In the Forrester report, according to J.P. Gownder, “perpetually connected wearables will enable workers, partners, and customers to experience new levels of immediacy, simplicity, and context in their mobile computing experiences. Wearables aren’t just a consumer phenomenon: they have the potential to change the way organizations and workers conduct business.”
All of this points to the fact that enterprise will be the earlier target in opening the market to wearables. Use cases that focus on saving money and time while improving productivity, safety, and efficiency will push these devices into the organizations in which they are most beneficial. Companies like Intel are already jumping on the bandwagon, and according to Forrester technology decision makers are ranking wearable devices as a top priority in workplace strategy.
Planning for enterprise wearables will require coordination between companies’ technology and business leaders. IT and business managers must develop an understanding of the needs of individual employees, their workflows and the business benefits of the right devices. While harnessing the power that wearables can offer enterprises is not an easy task, it is undoubtedly more strategic than the more limited (though perhaps more fashionable) consumer products market.

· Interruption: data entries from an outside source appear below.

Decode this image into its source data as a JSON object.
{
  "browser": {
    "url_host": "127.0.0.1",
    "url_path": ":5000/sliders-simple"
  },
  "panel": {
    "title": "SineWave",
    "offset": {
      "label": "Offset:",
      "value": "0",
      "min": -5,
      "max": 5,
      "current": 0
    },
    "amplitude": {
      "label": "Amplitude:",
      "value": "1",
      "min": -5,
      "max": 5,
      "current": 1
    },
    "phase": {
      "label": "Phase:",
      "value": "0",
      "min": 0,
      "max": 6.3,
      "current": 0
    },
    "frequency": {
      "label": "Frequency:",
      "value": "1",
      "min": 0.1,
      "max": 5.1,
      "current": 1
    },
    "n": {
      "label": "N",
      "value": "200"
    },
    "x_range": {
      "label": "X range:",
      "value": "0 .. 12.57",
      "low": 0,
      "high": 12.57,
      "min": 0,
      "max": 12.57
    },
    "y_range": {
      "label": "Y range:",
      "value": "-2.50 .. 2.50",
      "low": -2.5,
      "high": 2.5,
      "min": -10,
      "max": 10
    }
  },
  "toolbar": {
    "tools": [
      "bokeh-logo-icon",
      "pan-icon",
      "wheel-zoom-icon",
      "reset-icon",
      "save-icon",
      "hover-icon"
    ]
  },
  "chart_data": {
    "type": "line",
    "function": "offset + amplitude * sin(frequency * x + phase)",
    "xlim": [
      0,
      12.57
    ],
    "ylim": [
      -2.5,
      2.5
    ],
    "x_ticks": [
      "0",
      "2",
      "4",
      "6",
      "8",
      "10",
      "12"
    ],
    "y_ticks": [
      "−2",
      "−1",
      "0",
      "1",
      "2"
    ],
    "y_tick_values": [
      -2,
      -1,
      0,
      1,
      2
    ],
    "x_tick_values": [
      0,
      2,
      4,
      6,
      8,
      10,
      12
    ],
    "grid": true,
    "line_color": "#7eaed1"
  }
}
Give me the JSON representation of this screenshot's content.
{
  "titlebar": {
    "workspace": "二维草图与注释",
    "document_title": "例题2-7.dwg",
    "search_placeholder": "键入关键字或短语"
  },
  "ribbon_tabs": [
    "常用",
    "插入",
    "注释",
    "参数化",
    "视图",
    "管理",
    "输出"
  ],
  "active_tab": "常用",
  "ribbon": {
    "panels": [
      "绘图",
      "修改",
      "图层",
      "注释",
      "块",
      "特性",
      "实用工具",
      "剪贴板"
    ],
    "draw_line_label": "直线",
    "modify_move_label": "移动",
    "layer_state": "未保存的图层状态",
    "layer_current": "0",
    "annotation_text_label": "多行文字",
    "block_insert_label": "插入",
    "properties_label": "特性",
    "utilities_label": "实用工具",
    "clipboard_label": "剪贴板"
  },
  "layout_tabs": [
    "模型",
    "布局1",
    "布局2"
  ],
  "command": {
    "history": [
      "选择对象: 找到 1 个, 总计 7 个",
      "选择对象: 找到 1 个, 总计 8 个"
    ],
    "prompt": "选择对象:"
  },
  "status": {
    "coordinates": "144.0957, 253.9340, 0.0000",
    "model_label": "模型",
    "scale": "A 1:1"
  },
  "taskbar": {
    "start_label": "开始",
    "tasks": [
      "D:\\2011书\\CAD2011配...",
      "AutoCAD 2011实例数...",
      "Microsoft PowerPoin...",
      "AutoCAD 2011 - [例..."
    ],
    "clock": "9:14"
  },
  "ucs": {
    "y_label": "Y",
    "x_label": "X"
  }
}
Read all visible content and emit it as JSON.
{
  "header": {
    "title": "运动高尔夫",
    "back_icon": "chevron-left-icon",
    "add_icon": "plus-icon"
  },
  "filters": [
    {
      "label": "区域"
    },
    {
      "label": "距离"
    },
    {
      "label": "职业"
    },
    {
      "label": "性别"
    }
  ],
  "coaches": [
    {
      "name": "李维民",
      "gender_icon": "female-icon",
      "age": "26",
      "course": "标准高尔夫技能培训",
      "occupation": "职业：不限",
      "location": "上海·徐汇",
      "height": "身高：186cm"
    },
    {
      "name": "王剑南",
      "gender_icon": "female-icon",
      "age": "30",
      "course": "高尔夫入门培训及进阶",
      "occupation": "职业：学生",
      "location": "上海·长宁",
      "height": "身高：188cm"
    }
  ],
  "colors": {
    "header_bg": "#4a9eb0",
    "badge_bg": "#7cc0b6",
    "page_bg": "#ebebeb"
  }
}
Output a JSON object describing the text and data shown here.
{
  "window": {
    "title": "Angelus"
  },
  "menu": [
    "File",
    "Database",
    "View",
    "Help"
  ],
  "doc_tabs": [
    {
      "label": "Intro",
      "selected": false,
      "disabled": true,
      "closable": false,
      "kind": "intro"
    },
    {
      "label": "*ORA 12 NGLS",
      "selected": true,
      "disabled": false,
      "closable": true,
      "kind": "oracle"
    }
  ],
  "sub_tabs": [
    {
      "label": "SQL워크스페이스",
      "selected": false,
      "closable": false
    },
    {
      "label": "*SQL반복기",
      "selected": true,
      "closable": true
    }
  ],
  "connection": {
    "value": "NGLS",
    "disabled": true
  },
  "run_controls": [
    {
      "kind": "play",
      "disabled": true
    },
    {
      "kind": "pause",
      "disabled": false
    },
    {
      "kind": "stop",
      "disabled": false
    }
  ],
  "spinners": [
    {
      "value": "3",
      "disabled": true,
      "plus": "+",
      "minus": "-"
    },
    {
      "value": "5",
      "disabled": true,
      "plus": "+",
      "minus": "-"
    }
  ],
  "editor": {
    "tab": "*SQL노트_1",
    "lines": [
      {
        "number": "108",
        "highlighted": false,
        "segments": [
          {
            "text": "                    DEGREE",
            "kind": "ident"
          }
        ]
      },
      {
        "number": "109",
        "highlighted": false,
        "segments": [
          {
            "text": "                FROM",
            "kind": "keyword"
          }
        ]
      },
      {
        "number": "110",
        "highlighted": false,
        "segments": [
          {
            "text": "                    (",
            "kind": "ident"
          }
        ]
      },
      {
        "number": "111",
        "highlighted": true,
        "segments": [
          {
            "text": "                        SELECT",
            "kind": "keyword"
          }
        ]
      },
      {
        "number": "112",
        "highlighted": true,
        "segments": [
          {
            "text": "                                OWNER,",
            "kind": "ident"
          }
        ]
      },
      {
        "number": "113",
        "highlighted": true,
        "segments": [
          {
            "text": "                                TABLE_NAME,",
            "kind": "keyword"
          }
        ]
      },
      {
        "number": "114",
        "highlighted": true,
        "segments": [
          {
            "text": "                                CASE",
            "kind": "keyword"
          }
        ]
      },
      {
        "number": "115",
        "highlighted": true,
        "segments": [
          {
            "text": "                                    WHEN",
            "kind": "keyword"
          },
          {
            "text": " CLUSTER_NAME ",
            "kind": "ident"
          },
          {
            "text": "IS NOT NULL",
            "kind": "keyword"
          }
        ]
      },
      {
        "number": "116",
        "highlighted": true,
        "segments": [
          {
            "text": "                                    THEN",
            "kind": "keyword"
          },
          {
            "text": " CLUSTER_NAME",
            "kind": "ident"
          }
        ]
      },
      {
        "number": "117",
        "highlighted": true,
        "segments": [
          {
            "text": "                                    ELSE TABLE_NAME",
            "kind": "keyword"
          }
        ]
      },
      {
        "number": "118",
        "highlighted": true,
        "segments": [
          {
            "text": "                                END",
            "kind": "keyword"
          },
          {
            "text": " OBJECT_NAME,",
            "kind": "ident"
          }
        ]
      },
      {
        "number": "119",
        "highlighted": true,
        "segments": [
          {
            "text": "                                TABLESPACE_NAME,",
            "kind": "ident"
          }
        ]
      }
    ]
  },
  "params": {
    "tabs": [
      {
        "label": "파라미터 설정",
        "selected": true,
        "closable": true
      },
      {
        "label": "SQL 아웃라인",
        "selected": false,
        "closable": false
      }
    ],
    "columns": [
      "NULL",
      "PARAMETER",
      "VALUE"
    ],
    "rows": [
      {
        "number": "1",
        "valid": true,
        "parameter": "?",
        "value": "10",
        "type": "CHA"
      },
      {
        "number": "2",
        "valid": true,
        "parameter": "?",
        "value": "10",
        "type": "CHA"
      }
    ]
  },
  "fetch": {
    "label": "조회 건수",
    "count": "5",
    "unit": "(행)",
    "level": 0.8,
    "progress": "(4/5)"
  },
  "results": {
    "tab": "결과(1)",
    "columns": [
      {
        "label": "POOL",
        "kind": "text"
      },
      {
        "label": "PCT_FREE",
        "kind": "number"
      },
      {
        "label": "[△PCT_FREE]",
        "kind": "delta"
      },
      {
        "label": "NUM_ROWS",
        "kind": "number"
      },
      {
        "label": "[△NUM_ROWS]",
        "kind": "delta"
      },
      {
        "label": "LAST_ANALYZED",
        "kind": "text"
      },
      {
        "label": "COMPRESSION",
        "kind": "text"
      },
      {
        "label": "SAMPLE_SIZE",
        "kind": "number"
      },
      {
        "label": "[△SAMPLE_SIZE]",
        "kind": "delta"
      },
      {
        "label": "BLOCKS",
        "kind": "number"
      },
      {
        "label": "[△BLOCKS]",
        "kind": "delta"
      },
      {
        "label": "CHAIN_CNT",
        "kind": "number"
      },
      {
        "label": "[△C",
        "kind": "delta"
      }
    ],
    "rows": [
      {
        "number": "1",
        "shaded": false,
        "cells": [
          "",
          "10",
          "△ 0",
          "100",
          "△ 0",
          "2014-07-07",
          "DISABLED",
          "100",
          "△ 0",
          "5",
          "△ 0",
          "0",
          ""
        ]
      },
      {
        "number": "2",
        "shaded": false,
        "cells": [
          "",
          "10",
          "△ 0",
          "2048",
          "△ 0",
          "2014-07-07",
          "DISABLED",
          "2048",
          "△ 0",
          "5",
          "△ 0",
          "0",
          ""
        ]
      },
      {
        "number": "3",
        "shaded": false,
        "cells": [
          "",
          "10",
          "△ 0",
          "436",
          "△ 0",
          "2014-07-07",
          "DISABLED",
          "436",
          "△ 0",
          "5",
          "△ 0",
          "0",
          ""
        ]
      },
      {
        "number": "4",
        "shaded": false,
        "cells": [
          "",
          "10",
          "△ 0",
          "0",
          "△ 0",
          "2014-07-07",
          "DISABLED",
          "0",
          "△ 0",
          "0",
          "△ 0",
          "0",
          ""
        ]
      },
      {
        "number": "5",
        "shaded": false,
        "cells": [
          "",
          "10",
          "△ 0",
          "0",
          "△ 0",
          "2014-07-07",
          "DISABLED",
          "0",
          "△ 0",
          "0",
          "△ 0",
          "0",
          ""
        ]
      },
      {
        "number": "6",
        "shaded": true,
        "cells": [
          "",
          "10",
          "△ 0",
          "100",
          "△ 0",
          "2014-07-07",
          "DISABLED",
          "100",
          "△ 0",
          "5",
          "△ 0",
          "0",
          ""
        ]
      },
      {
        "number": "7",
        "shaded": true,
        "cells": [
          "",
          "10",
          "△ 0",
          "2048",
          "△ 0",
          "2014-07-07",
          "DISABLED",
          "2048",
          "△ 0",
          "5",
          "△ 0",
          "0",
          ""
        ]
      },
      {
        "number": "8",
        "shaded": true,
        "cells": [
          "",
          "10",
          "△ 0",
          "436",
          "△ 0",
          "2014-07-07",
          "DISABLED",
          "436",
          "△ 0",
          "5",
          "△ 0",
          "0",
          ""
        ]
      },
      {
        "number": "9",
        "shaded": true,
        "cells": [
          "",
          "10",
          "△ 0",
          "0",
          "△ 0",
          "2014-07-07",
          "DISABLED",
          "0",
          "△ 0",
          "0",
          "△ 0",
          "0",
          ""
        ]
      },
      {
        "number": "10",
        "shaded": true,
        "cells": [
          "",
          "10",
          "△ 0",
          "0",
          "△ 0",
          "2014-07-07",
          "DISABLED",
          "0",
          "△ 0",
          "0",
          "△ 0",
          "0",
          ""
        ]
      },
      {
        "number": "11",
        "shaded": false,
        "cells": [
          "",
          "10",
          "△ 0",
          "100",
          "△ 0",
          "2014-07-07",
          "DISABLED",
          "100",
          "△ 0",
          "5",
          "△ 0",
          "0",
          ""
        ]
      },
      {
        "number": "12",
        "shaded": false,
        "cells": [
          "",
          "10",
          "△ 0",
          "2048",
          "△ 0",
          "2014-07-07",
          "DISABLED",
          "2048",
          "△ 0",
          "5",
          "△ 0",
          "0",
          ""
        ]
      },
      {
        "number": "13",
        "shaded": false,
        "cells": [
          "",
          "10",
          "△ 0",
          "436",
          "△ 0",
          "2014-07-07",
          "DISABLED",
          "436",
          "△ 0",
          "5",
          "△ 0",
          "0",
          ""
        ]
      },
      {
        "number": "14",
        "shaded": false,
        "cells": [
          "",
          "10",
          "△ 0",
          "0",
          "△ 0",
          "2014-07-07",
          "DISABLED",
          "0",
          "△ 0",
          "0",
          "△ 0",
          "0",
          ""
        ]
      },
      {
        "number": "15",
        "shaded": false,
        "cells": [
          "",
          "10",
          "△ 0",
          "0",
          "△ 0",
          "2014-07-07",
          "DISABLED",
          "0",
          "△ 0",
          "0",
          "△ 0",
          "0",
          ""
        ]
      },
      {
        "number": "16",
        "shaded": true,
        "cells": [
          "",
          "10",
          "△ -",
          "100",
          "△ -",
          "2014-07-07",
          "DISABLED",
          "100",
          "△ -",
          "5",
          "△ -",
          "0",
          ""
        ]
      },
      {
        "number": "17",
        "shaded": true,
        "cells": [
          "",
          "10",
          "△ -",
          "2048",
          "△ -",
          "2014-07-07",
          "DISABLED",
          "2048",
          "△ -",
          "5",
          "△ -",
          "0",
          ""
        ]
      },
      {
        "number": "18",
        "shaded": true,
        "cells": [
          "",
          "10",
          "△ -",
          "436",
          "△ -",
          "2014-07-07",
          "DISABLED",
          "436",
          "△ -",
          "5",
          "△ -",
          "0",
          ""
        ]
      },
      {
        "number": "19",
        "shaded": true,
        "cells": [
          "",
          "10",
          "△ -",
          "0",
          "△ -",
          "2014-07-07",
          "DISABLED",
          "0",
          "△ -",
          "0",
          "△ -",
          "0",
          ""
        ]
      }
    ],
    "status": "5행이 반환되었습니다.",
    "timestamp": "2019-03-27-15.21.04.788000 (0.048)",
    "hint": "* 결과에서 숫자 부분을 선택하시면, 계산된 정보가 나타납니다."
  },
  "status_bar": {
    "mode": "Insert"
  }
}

Drew Robb is a writer who has been writing about IT, engineering, and other topics. Originating from Scotland, he currently resides in Florida. Highly skilled in rapid prototyping innovative and reliable systems. He has been an editor and professional writer full-time for more than 20 years. He works as a freelancer at Enterprise Apps Today, CIO Insight and other IT publications. He is also an editor-in chief of an international engineering journal. He enjoys solving data problems and learning abstractions that will allow for better infrastructure.